|An absolute temperature scale; the temperature measured in Kelvins is equal to the temperature in degrees Celsius + 273. The span of 1 K is equal to the span of 1°C. 0 K = absolute zero = −273°C.
|A unit of energy .
|The energy of motion, as opposed to potential energy (energy of position). Temperature measures average kinetic energy
|A phase of matter that has definite volume but takes the shape of its container. Matter in the liquid phase indicated by the notation "(l)".
|A measure of the amount of matter; often measured in grams (g).
|Anything that has mass and takes up space.
|A phase change from a solid to a liquid.
|A combination of two or more distinct substances differing in properties and composition. The composition of a mixture can vary.
|The smallest particle of an element or compound capable of independent existence and formed by covalently bonded atoms in a definite ratio. A molecular compound can be decomposed by a chemical change.
|Change in state of matter. The addition or removal of heat energy can cause the form of matter to change between solid, liquid, and vapor.
|A change in the phase of matter or in its physical properties, such as shape, mass, volume, or density.
|Energy of position rather than of motion, such as the energy stored in a chemical bond; contrast with kinetic energy.
|Specific heat capacity
|The amount of energy (in joules) it takes to raise the temperature of one gram of a substance by 1 Kelvin.
|Specific Heat of Water
|The amount of heat needed to raise the temperature of 1 gram of water by 1 Kelvin; a heat value equal to 4.18 J/g·K.
|Standard Temperature and Pressure (STP)
|For any gas, STP is defined as 0°C (273 K) and 760 mm of mercury (760 torr), or 101.3 kPa (kilopascals) or 1 atmosphere, of pressure.
|A change from a solid directly into a gas without passing through the liquid phase.
|Matter in which all samples have identical properties and composition.
|A measure of the average kinetic energy of the molecules that make up a substance; how "hot" or "cold". Temperature is measured in degrees Celsius (°C) or Kelvin (K).
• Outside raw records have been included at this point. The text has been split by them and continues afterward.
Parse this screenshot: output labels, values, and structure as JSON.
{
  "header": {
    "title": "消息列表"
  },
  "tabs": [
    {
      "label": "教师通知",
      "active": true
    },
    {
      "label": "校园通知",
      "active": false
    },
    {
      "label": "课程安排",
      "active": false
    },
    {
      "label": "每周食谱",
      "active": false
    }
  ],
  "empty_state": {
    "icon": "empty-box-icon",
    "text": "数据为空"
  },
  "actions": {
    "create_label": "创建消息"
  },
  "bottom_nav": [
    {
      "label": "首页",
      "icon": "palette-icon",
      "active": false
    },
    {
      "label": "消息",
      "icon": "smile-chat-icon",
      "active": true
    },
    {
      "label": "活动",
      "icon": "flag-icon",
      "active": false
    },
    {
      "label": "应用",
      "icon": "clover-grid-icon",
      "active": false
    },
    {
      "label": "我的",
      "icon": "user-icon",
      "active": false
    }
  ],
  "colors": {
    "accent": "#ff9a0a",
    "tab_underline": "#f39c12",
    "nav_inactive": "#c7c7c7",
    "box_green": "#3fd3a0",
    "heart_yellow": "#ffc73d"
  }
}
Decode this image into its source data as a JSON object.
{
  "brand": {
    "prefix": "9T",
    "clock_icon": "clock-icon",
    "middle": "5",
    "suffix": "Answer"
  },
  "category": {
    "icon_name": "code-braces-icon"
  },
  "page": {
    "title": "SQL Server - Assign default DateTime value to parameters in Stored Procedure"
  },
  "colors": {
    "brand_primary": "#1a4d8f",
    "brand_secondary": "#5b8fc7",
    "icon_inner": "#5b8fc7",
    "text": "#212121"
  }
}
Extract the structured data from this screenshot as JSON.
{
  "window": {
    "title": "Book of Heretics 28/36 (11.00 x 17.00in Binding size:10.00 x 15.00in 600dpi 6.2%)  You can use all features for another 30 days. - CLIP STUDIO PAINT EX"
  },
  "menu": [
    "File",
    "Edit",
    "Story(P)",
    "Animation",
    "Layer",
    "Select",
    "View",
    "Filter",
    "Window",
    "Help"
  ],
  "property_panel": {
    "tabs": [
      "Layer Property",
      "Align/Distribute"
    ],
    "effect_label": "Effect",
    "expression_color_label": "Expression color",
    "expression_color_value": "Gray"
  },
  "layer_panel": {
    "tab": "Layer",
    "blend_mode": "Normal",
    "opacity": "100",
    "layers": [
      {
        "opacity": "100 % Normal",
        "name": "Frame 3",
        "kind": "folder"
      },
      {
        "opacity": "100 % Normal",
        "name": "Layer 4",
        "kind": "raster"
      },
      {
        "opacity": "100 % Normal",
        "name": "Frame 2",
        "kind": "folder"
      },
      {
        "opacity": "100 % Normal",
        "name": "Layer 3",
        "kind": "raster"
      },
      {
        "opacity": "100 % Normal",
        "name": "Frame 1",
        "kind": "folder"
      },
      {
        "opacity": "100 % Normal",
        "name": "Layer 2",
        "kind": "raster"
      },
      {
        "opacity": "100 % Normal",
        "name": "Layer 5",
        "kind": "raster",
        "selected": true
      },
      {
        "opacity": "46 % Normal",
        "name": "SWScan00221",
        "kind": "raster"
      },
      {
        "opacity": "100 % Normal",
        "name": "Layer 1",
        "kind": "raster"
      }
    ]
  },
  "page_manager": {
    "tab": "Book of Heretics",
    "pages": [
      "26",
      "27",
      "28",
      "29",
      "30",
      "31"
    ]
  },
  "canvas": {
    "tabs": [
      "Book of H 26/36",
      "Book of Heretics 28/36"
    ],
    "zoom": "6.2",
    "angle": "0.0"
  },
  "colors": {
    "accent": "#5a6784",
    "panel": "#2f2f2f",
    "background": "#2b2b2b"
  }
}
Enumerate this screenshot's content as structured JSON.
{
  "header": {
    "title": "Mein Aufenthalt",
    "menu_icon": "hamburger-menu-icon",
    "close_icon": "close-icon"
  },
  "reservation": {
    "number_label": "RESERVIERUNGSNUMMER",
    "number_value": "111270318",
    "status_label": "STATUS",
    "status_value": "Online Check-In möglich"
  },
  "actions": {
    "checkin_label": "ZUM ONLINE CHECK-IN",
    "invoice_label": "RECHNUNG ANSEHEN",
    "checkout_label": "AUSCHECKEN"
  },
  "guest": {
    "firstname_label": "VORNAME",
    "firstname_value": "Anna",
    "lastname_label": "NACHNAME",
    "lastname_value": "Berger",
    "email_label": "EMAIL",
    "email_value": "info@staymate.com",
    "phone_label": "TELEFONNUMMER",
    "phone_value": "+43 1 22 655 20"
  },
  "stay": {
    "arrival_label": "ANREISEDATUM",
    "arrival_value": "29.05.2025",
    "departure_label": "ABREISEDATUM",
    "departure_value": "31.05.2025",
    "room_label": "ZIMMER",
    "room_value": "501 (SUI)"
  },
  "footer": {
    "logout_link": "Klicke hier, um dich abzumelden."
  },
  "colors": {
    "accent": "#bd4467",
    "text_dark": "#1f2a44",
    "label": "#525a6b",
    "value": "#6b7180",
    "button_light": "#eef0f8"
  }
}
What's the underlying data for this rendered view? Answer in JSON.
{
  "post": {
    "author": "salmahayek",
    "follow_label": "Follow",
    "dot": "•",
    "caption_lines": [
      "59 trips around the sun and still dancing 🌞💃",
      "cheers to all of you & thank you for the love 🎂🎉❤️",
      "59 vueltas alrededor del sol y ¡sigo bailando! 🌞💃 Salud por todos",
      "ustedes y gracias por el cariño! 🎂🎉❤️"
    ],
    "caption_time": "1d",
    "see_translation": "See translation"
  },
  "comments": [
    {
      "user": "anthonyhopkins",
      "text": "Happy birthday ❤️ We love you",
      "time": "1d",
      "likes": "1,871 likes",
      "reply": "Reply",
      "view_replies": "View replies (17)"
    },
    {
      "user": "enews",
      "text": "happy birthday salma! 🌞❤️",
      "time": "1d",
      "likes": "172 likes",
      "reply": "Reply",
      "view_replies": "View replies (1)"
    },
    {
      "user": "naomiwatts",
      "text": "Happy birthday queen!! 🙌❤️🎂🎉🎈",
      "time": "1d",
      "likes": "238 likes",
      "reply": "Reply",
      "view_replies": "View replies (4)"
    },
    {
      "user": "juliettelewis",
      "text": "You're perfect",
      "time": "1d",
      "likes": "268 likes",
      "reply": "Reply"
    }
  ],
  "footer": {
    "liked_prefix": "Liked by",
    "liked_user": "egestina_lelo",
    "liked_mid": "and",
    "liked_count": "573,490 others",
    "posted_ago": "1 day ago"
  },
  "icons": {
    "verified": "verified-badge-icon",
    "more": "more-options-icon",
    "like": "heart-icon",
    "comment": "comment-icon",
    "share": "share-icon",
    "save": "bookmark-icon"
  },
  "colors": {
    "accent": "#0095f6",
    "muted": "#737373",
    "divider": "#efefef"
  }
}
|Evaporation. The change in phase or state from a liquid to a vapor (gas). Evaporation of water is a cooling process.
|The amount of space occupied by matter.